Bibliographical noteFunding Information:
This work was supported by US-Israel Binational Science Foundation (No. 2009054); Israel Cancer Research Fund, and the Otto Stieber Foundation (to O.M.). We thank Dr. Dror Kolodkin-Gal from Hadassah Medical Center for the histochemical analysis of pancreatic slides for cleaved caspase 3, Dr. Morris J. Birnbaum from University of Pennsylvania School of Medicine for providing us with the RIP-myr-Akt1–expressing mice and the pLCNX myr-Akt expression plasmid; Dr. Tamar Ziv from the Smoler Proteomics Center at the Technion-Israel Institute of Technology for conducting the proteomic analysis; Dr. Shu-Bing Qian from Cornell University for the firefly expression vectors [Fluc(WT), Fluc(R218S) and Fluc(Stop)]; Dr. Valery Krizhanovsky from the Weizmann Institute of Science for the pBABE-Kras plasmid; and Dr. Lily Vardimon from Tel Aviv University for the Renilla luciferase expression vector. G12D

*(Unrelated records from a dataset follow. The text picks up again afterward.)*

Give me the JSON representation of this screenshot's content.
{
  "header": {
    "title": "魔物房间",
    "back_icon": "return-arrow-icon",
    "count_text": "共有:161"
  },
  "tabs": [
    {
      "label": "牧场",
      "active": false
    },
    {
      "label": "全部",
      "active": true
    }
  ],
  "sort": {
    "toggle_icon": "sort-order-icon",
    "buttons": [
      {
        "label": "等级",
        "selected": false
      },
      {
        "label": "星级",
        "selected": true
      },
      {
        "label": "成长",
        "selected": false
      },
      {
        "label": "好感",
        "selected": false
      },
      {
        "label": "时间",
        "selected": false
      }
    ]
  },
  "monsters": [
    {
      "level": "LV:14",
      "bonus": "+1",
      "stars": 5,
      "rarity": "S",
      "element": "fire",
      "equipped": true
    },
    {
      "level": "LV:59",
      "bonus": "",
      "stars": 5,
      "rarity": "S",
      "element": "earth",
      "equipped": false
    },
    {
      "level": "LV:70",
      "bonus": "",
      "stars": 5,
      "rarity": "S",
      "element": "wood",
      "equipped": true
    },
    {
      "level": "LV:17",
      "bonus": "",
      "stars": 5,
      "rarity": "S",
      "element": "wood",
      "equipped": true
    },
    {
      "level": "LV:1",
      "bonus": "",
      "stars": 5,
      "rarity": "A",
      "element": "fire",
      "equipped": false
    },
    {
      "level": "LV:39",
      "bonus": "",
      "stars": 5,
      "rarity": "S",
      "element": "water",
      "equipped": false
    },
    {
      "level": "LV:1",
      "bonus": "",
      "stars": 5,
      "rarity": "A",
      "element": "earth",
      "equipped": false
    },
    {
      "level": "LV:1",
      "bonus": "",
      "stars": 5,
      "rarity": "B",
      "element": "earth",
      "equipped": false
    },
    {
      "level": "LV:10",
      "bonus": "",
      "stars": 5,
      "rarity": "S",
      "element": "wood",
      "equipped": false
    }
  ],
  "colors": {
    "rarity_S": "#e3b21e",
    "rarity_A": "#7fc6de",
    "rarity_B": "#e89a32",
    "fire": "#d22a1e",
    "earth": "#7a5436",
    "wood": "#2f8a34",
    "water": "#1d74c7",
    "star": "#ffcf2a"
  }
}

© 2016 Wittenberg et al. This is an open access article distributed under the terms of the Creative Commons Attribution License, which permits unrestricted use, distribution, and reproduction in any medium, provided the original author and source are credited.